There has been some very good research in this area, but a lot of it is limited either because there’s a lack of funding, or because certain topics (i.e. how we date online) are not a priority (unless twinned with research on STIs). I’ve been particularly concerned with research on young people online. For example one study, which had a lot of attention, involved practitioners searching people’s MySpace accounts and telling them off for having sexual content. When young people removed said content it was interpreted as researchers as a form of behaviour change. They advocated this as a means for practitioners to get involved online (paper linked here) I felt they had merely shown young people, when sent an unsolicited message from a medic, removed some or all of their profiles. It did not show they had changed their behaviour. Nor were suggestive photos or discussions about sex a surefire sign young people were sexually active. The focus more on young women doing this felt like an exercise in ‘slut shaming’ to me and raised numerous ethical questions I was surprised reviewers didn’t pick up on. (This is interesting compared to other studies which indicate most young people use social networking sites sensibly, or recommend young people need to know the pros and cons of such sites, and parents play a role in educating/protecting their children).
Much of this kind of research comes from medicine (particularly sexual health or paediatrics). From practitioners who often know a lot about young people or sexual health, but often don’t know much about research methods or particularly the online environment. So you get studies that tend to follow rather than question moral panics (for example on sexting, coercion, risky behaviour) and which see ‘the Internet’ as one thing that directly harms young people. The opportunity for young people to get advice online (particularly for LGBT, disabled, BME and at risk youth) is often forgotten. A classic example of this in practice can be found in this position paper on the media and YP from Paediatrics. It suggests the media, and particularly Internet, encourages young people to view/consider sex. It fails to acknowledge for many teens the biggest trend is in ‘abstinence media’ (ie Twilight, High School Musical).
Because of a lack of understanding about young people, critical research on sex, and particularly online environments, there is a danger funding bodies pay for research to be done on young people/sex/Web that are outdated before they begin. Researchers can be equally ill informed, so design studies that are well intentioned but don’t fully focus on the issues affecting young people and the Web. Reviewers and journal editors also may lack awareness to be able to evaluate research/interventions.
Some work appears to reinvent the wheel also. For example there are plenty of youth websites and sources where young people can be researched about online activity. Yet we see researchers with little or no knowledge of youth journalism and the Web setting up their own websites or forums to ‘test’ young people’s Internet use.
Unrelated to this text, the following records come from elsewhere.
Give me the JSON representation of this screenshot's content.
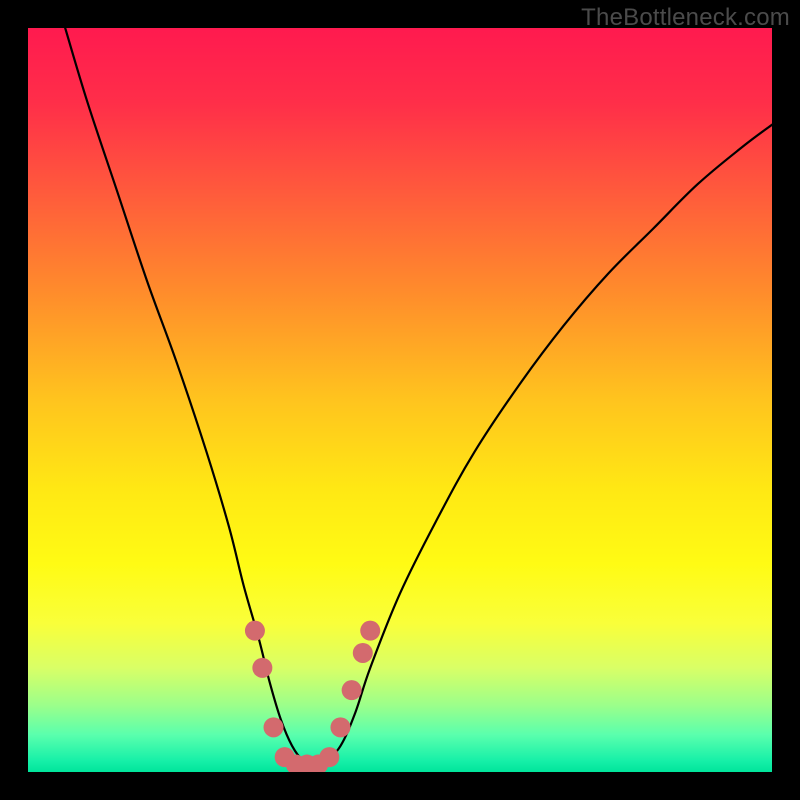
{
  "watermark": "TheBottleneck.com",
  "gradient": {
    "stops": [
      {
        "offset": 0.0,
        "color": "#ff1a4f"
      },
      {
        "offset": 0.1,
        "color": "#ff2e49"
      },
      {
        "offset": 0.22,
        "color": "#ff5a3c"
      },
      {
        "offset": 0.35,
        "color": "#ff8a2c"
      },
      {
        "offset": 0.5,
        "color": "#ffc41e"
      },
      {
        "offset": 0.62,
        "color": "#ffe814"
      },
      {
        "offset": 0.72,
        "color": "#fffb14"
      },
      {
        "offset": 0.8,
        "color": "#f9ff3a"
      },
      {
        "offset": 0.86,
        "color": "#d9ff66"
      },
      {
        "offset": 0.91,
        "color": "#9cff8a"
      },
      {
        "offset": 0.95,
        "color": "#5affad"
      },
      {
        "offset": 0.985,
        "color": "#16f0a8"
      },
      {
        "offset": 1.0,
        "color": "#00e59b"
      }
    ]
  },
  "chart_data": {
    "type": "line",
    "title": "",
    "xlabel": "",
    "ylabel": "",
    "xlim": [
      0,
      100
    ],
    "ylim": [
      0,
      100
    ],
    "x": [
      5,
      8,
      12,
      16,
      20,
      24,
      27,
      29,
      31,
      32.5,
      34,
      35.5,
      37,
      38.5,
      40,
      42,
      44,
      46,
      50,
      55,
      60,
      66,
      72,
      78,
      84,
      90,
      96,
      100
    ],
    "values": [
      100,
      90,
      78,
      66,
      55,
      43,
      33,
      25,
      18,
      12,
      7,
      3.5,
      1.5,
      1,
      1.5,
      3.5,
      8,
      14,
      24,
      34,
      43,
      52,
      60,
      67,
      73,
      79,
      84,
      87
    ],
    "annotations": {
      "valley_marker": {
        "color": "#d36a6e",
        "points_x": [
          30.5,
          31.5,
          33.0,
          34.5,
          36.0,
          37.5,
          39.0,
          40.5,
          42.0,
          43.5,
          45.0,
          46.0
        ],
        "points_y": [
          19.0,
          14.0,
          6.0,
          2.0,
          1.0,
          1.0,
          1.0,
          2.0,
          6.0,
          11.0,
          16.0,
          19.0
        ]
      }
    }
  }
}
This creates static and artificial situations where young people’s Web use is not truly assessed. The worry comes where such studies show the Web is either helpful or harmful to young people, when in fact their real interactions online have not fully been explored.